The T3 Initiative program, a collaboration between Boston Public Schools and Teach Plus, began training and placing groups of experienced teachers with track records of raising student test scores in a set of three failing schools in 2010, after a dozen city schools were deemed underperforming by the state in 2010 for chronically low test scores. The pilot expanded to three more schools the following year.
The report, an evaluation by Teach Plus of its own program, shows that at the first three schools to use the program, the percentage of students earning advanced or proficient scores on their state tests increased by nearly 13 percentage points in English language arts on average over the course of two years, and 16.5 percentage points in math on average. The second group of schools saw similar growth at the middle school level over the course of one year.
In addition to training and hiring new teachers, the six schools in the T3 Initiative, provided health and wellness services for students, and intensive teacher professional development over the summer. Teach Plus teachers make up 25 percent of the school faculty at T3 schools, and serve in leadership roles to help other teachers improve.
Six other Boston turnaround schools did not participate in the T3 pilot, but did experiment with longer school days and staffing changes. A report by The Massachusetts Board of Elementary and Secondary Education found that state-wide, less successful turnaround schools, including those not part of the T3 program, tended to provide more generic professional development, infrequent coaching and teacher support, and struggled to create a safe school environments. Test scores at those turnaround schools have remained relatively stagnant.
Among the T3 schools, the biggest gains were in the middle grades at Orchard Gardens K-8, which doubled the number of seventh graders scoring proficient in English and math over the course of one year. At the elementary schools participating in the program, growth has been high in math, but more moderate in English language arts. There was only a 0.3 percentage point increase on average in English language arts scores during the first year of the pilot. The elementary school that joined the program during the 2011-12 school year saw only 4 percentage points of growth, although math scores jumped by 18 percentage points.
The Teach Plus program is among several types of reforms that Boston has tried since the 12 city schools began receiving federal funding to undergo a turnaround process. Principals were replaced in five of the 12 failing schools, and staff members at six of the schools were asked to reapply for their positions, including three schools that participated in the T3 project. One school closed in 2011 as part of a massive school closure and consolidation plan intended to save the district more than $36 million. Nine of the remaining 11 schools extended their school day by an hour, and two added two hours.

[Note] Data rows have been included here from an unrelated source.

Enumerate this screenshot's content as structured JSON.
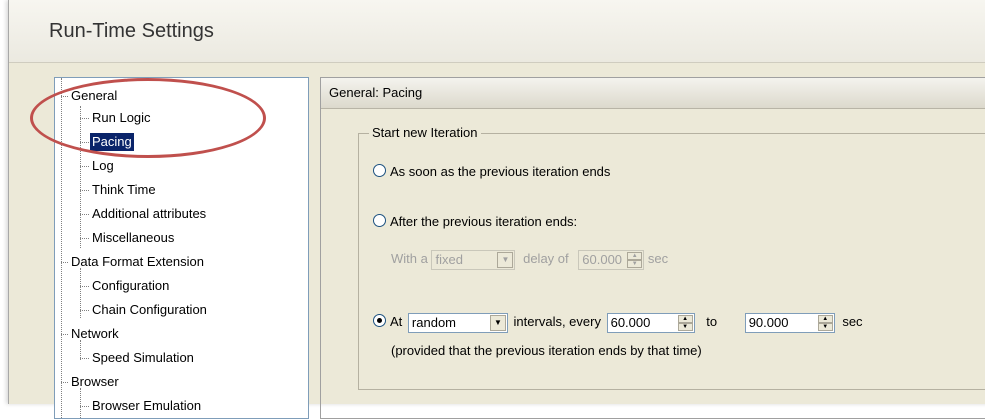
{
  "window": {
    "title": "Run-Time Settings"
  },
  "tree": {
    "items": [
      {
        "label": "General"
      },
      {
        "label": "Run Logic"
      },
      {
        "label": "Pacing"
      },
      {
        "label": "Log"
      },
      {
        "label": "Think Time"
      },
      {
        "label": "Additional attributes"
      },
      {
        "label": "Miscellaneous"
      },
      {
        "label": "Data Format Extension"
      },
      {
        "label": "Configuration"
      },
      {
        "label": "Chain Configuration"
      },
      {
        "label": "Network"
      },
      {
        "label": "Speed Simulation"
      },
      {
        "label": "Browser"
      },
      {
        "label": "Browser Emulation"
      }
    ],
    "selected": "Pacing"
  },
  "panel": {
    "header": "General: Pacing",
    "group_label": "Start new Iteration",
    "option1": "As soon as the previous iteration ends",
    "option2": "After the previous iteration ends:",
    "option2_sub": {
      "with_a": "With a",
      "select": "fixed",
      "delay_of": "delay of",
      "value": "60.000",
      "sec": "sec"
    },
    "option3": {
      "at": "At",
      "select": "random",
      "intervals_every": "intervals, every",
      "from": "60.000",
      "to": "to",
      "to_value": "90.000",
      "sec": "sec"
    },
    "note": "(provided that the previous iteration ends by that time)",
    "selected_option": 3
  },
  "annotation_color": "#c0504d"
}
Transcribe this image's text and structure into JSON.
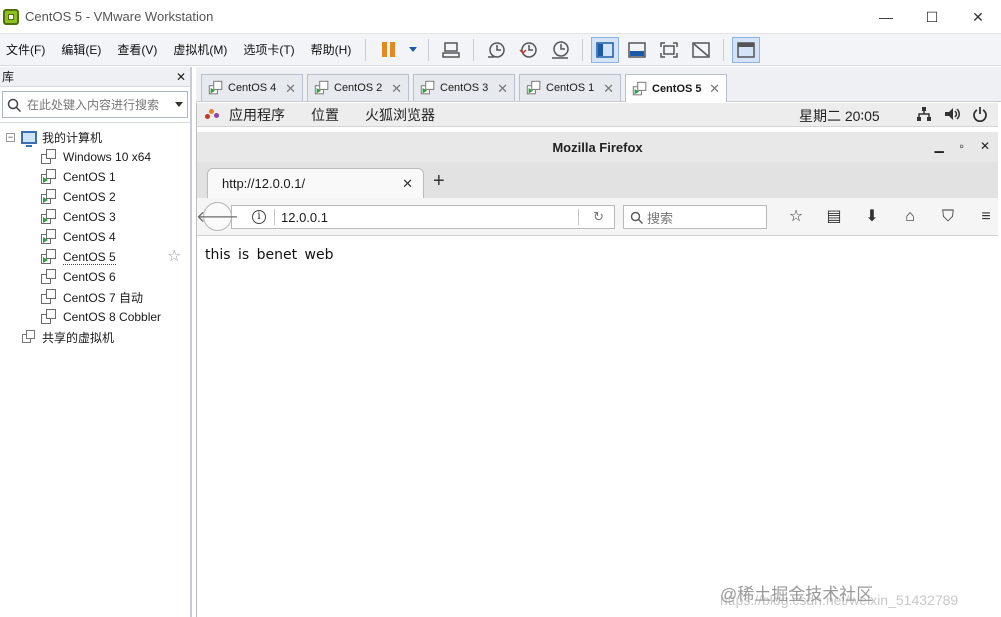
{
  "window": {
    "title": "CentOS 5 - VMware Workstation",
    "minimize": "—",
    "maximize": "☐",
    "close": "✕"
  },
  "menu": [
    "文件(F)",
    "编辑(E)",
    "查看(V)",
    "虚拟机(M)",
    "选项卡(T)",
    "帮助(H)"
  ],
  "library": {
    "title": "库",
    "close": "✕",
    "search_placeholder": "在此处键入内容进行搜索",
    "root": "我的计算机",
    "vms": [
      "Windows 10 x64",
      "CentOS 1",
      "CentOS 2",
      "CentOS 3",
      "CentOS 4",
      "CentOS 5",
      "CentOS 6",
      "CentOS 7 自动",
      "CentOS 8 Cobbler"
    ],
    "selected": "CentOS 5",
    "shared": "共享的虚拟机"
  },
  "vm_tabs": [
    {
      "label": "CentOS 4",
      "active": false
    },
    {
      "label": "CentOS 2",
      "active": false
    },
    {
      "label": "CentOS 3",
      "active": false
    },
    {
      "label": "CentOS 1",
      "active": false
    },
    {
      "label": "CentOS 5",
      "active": true
    }
  ],
  "gnome": {
    "menus": [
      "应用程序",
      "位置",
      "火狐浏览器"
    ],
    "clock": "星期二 20∶05"
  },
  "firefox": {
    "window_title": "Mozilla Firefox",
    "tab_title": "http://12.0.0.1/",
    "url": "12.0.0.1",
    "search_placeholder": "搜索",
    "page_text": "this is benet web"
  },
  "watermark": "@稀土掘金技术社区",
  "watermark_url": "https://blog.csdn.net/weixin_51432789"
}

Research suggests that school turnarounds are extremely difficult. Most schools in the federal School Improvement Program, which the Boston schools were a part of, made gains on test scores in the first year, but more than a third did worse after receiving federal funding to make improvements.
“If we’re going to make lasting change in our schools, we need to look to teachers to lead that change,” said Boston Public Schools Superintendent Carol R. Johnson. “We’re thrilled with the progress these schools are making.”
Research has shown that teachers are the most important in-school factor that influences student achievement, yet inexperienced teachers are more common in urban and low-income schools. A 2010 study commissioned by the Massachusetts Business Alliance for Education found that during the course of two school years, half of Boston’s public-school teachers were never evaluated, and a quarter of the city’s schools didn’t turn in teacher evaluations to the district.
Districts in Massachusetts have three years to turn around failing schools before they could face a state takeover.